Temperature control, humidity and altitude all factor into large scale bakeries

The temperature outside or humidity likely won't impact the cupcakes someone at home is making, but industrial bakers use many weather-related precautions to make sure a cookie tastes the same off the shelf in Colorado as it does in Florida. 

Rich McFeaters is a technical advisor to the American Bakers Association. He retired after 35 years with Nabisco, working through the years under different corporate changes.

"My claim to fame is Ritz Bits, Teddy Grahams and Snackwells. Those were all my babies that I developed and launched through the company," McFeaters said.

At the end of the day, whether you're baking at home or on an industrial scale, it's the same process.

"You take raw materials; you make it into a dough, you bake it in the oven and in the case of a major manufacturer. You package it, whereas at home, you put them out in the calendar, and they disappear."

However, home bakers have much more forgiving consumers. If your cookies are chewy or burnt on the bottom, they will get eaten.

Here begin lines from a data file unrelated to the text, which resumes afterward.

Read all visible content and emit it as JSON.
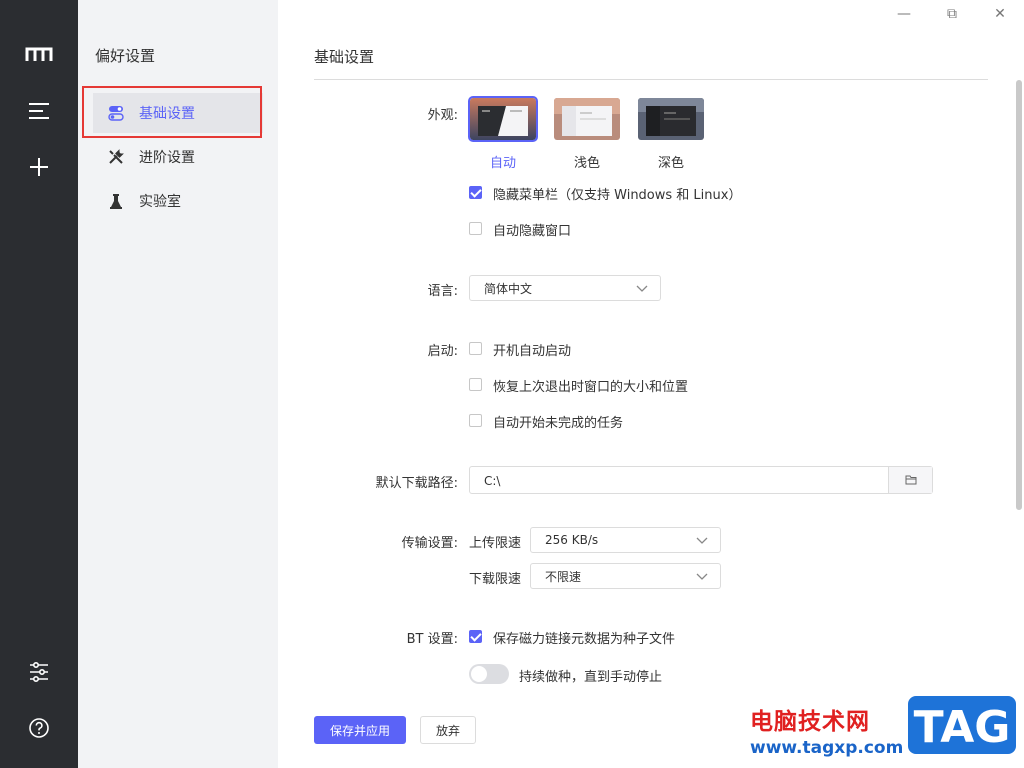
{
  "window": {
    "minimize_glyph": "—",
    "maximize_glyph": "⧉",
    "close_glyph": "✕"
  },
  "rail": {
    "icons": [
      "logo-icon",
      "menu-icon",
      "add-icon",
      "settings-sliders-icon",
      "help-icon"
    ]
  },
  "sidebar": {
    "title": "偏好设置",
    "items": [
      {
        "label": "基础设置",
        "icon": "toggle-icon",
        "active": true
      },
      {
        "label": "进阶设置",
        "icon": "tools-icon",
        "active": false
      },
      {
        "label": "实验室",
        "icon": "flask-icon",
        "active": false
      }
    ]
  },
  "main": {
    "title": "基础设置",
    "appearance": {
      "label": "外观:",
      "themes": [
        {
          "label": "自动",
          "selected": true
        },
        {
          "label": "浅色",
          "selected": false
        },
        {
          "label": "深色",
          "selected": false
        }
      ],
      "hide_menubar": {
        "label": "隐藏菜单栏（仅支持 Windows 和 Linux）",
        "checked": true
      },
      "auto_hide_window": {
        "label": "自动隐藏窗口",
        "checked": false
      }
    },
    "language": {
      "label": "语言:",
      "value": "简体中文"
    },
    "startup": {
      "label": "启动:",
      "options": [
        {
          "label": "开机自动启动",
          "checked": false
        },
        {
          "label": "恢复上次退出时窗口的大小和位置",
          "checked": false
        },
        {
          "label": "自动开始未完成的任务",
          "checked": false
        }
      ]
    },
    "download_path": {
      "label": "默认下载路径:",
      "value": "C:\\"
    },
    "transfer": {
      "label": "传输设置:",
      "upload_label": "上传限速",
      "upload_value": "256 KB/s",
      "download_label": "下载限速",
      "download_value": "不限速"
    },
    "bt": {
      "label": "BT 设置:",
      "save_magnet": {
        "label": "保存磁力链接元数据为种子文件",
        "checked": true
      },
      "keep_seeding": {
        "label": "持续做种，直到手动停止",
        "on": false
      }
    },
    "buttons": {
      "save": "保存并应用",
      "discard": "放弃"
    }
  },
  "watermark": {
    "text": "电脑技术网",
    "url": "www.tagxp.com",
    "logo": "TAG"
  },
  "colors": {
    "accent": "#5b63f7",
    "rail": "#2b2d31",
    "sidebar": "#f2f3f5",
    "highlight": "#e53935"
  }
}
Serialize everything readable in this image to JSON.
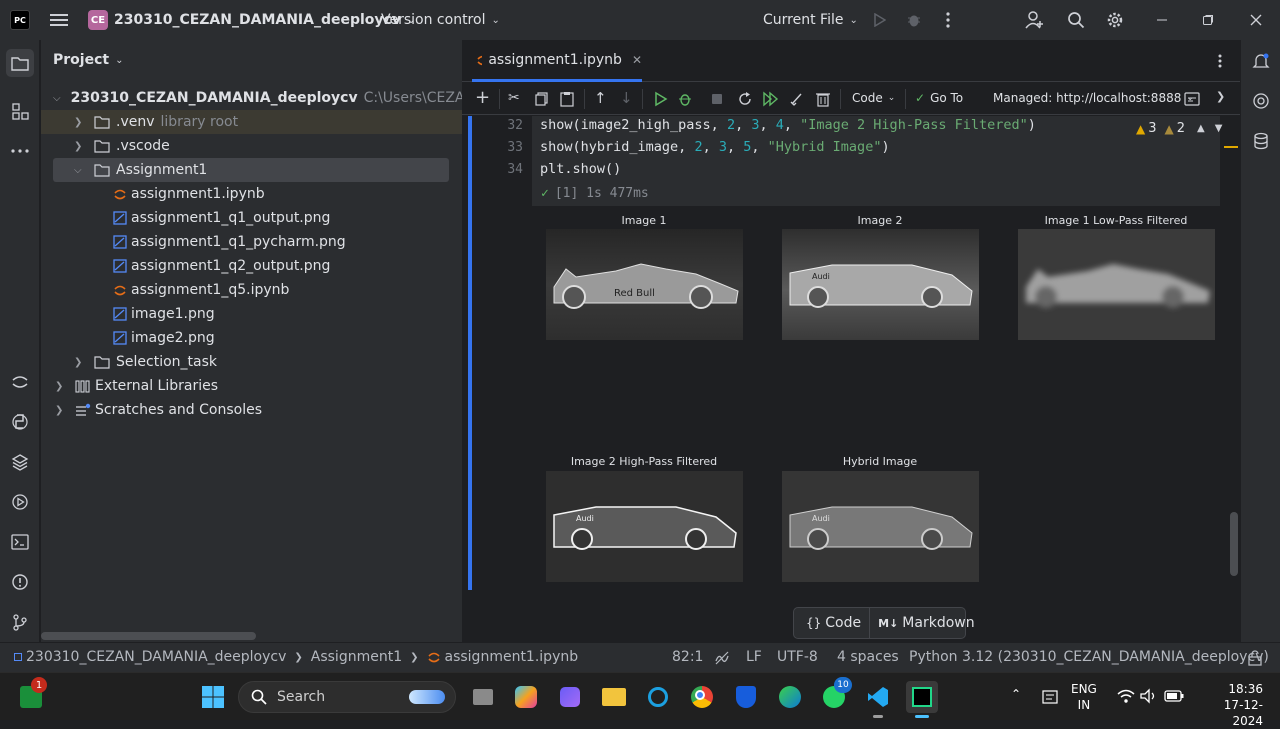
{
  "titlebar": {
    "app_logo": "PC",
    "project_badge": "CE",
    "project_name": "230310_CEZAN_DAMANIA_deeploycv",
    "version_control": "Version control",
    "run_config": "Current File"
  },
  "project_panel": {
    "title": "Project",
    "root_name": "230310_CEZAN_DAMANIA_deeploycv",
    "root_path": "C:\\Users\\CEZAN DAM",
    "items": [
      {
        "label": ".venv",
        "hint": "library root"
      },
      {
        "label": ".vscode"
      },
      {
        "label": "Assignment1"
      },
      {
        "label": "assignment1.ipynb"
      },
      {
        "label": "assignment1_q1_output.png"
      },
      {
        "label": "assignment1_q1_pycharm.png"
      },
      {
        "label": "assignment1_q2_output.png"
      },
      {
        "label": "assignment1_q5.ipynb"
      },
      {
        "label": "image1.png"
      },
      {
        "label": "image2.png"
      },
      {
        "label": "Selection_task"
      },
      {
        "label": "External Libraries"
      },
      {
        "label": "Scratches and Consoles"
      }
    ]
  },
  "editor": {
    "tab_label": "assignment1.ipynb",
    "toolbar": {
      "cell_type": "Code",
      "goto": "Go To",
      "server": "Managed: http://localhost:8888"
    },
    "inspections": {
      "warnings": "3",
      "weak_warnings": "2"
    },
    "lines": [
      {
        "num": "32",
        "parts": [
          [
            "show(image2_high_pass, ",
            ""
          ],
          [
            "2",
            "num"
          ],
          [
            ", ",
            ""
          ],
          [
            "3",
            "num"
          ],
          [
            ", ",
            ""
          ],
          [
            "4",
            "num"
          ],
          [
            ", ",
            ""
          ],
          [
            "\"Image 2 High-Pass Filtered\"",
            "str"
          ],
          [
            ")",
            ""
          ]
        ]
      },
      {
        "num": "33",
        "parts": [
          [
            "show(hybrid_image, ",
            ""
          ],
          [
            "2",
            "num"
          ],
          [
            ", ",
            ""
          ],
          [
            "3",
            "num"
          ],
          [
            ", ",
            ""
          ],
          [
            "5",
            "num"
          ],
          [
            ", ",
            ""
          ],
          [
            "\"Hybrid Image\"",
            "str"
          ],
          [
            ")",
            ""
          ]
        ]
      },
      {
        "num": "34",
        "parts": [
          [
            "plt.show()",
            ""
          ]
        ]
      }
    ],
    "exec_status": "[1] 1s 477ms",
    "figures": [
      {
        "title": "Image 1",
        "caption": "Red Bull"
      },
      {
        "title": "Image 2",
        "caption": "Audi"
      },
      {
        "title": "Image 1 Low-Pass Filtered",
        "caption": ""
      },
      {
        "title": "Image 2 High-Pass Filtered",
        "caption": "Audi"
      },
      {
        "title": "Hybrid Image",
        "caption": "Audi"
      }
    ],
    "add_code": "Code",
    "add_markdown": "Markdown"
  },
  "statusbar": {
    "crumb_project": "230310_CEZAN_DAMANIA_deeploycv",
    "crumb_folder": "Assignment1",
    "crumb_file": "assignment1.ipynb",
    "position": "82:1",
    "line_sep": "LF",
    "encoding": "UTF-8",
    "indent": "4 spaces",
    "interpreter": "Python 3.12 (230310_CEZAN_DAMANIA_deeploycv)"
  },
  "taskbar": {
    "search_placeholder": "Search",
    "badge_store": "1",
    "badge_whatsapp": "10",
    "lang": "ENG",
    "region": "IN",
    "time": "18:36",
    "date": "17-12-2024"
  },
  "colors": {
    "accent": "#3574f0",
    "string": "#6aab73",
    "number": "#2aacb8",
    "run_green": "#5fb865",
    "warning": "#e0a800"
  }
}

"But when you're an industrial manufacturer, you're trying to attract customers. You have to have the same quality and the same product all the time," he said. 

McFeaters said the most significant impact weather could have is on employees working at industrial bakeries.

Newer bakeries have air conditioning, but some spaces can't be air-conditioned because you are creating too much heat during the baking process.

"When you get very, very hot conditions in a bakery, it affects employee morale, how employees react, and how employees work," McFeaters said, adding that's the big difference between working in winter and summer seasons."

Temperature and humidity levels are also critical for fermentation used to make bread or crackers. For fermentation, conditions should be between 80 and 85 degrees Fahrenheit and 70 to 75% humidity. Some bakeries use proofing to keep the conditions just right for bread to rise.  

"Some bakeries in the world don't even have a proof room … say down through the Caribbean, Indonesia, India, they just have open spaces that they put out on the floor and let it prove under natural conditions," McFeaters said. "So if you did have a major temperature swing, that would affect the fermentation process on that."

Warmer, humid spaces keep the bacteria "happy" for a quicker proof, McFeaters said. Home bakers have more time to let the dough rise without the aid of a proofing drawer, whereas industrial bakers are working to turn around mass products on a deadline.

Doughs rise faster at a higher altitude and bakers adjust their recipes to make up for elevation. 

"Even the Betty Crocker cake mix box says 'adjust for high altitude' by adding in another tablespoon of flour or something," McFeaters said. 

Even baking ingredients need a suitable climate. Flour kept in large silos might be warmed up in the winter or cooled by fans in the summer before it's used in a recipe.

"The ideal temperature for flour would probably be about 72 degrees. So when you have flour coming out of the silo at 115 degrees, that's a lot of heat that you have to remove, and some bakeries and very hot climates build in special equipment to air cool that flour before it goes to the mixing department."

Big companies have bakeries worldwide, but some parts of the process are in states known for their wheat crops and producing the best baking flour.

MscFeaters said Nabisco has a flour mill in Toledo, Ohio, that grows "some of the best cookie flour in the country." General Mills is based in Minneapolis because of the massive wheat production in Minnesota. 

"It's the soil conditions in that particular area. It's the yields because it's very flat land out there. That's all the great lakes soil growing conditions out there," McFeaters said. "That type of flour grows best out there."

McFeaters said different areas are known for growing certain types of wheat used to make other food items.

Baking comes down to chemistry for McFeaters, who has a degree in food science from Penn State. 

"It's just as much a chemical operation as manufacturing, gasoline, or pharmaceutical drugs or anything like that," he said. "You want to be the most consistent. So you have the same dose, the same product coming out of the oven operations at all times."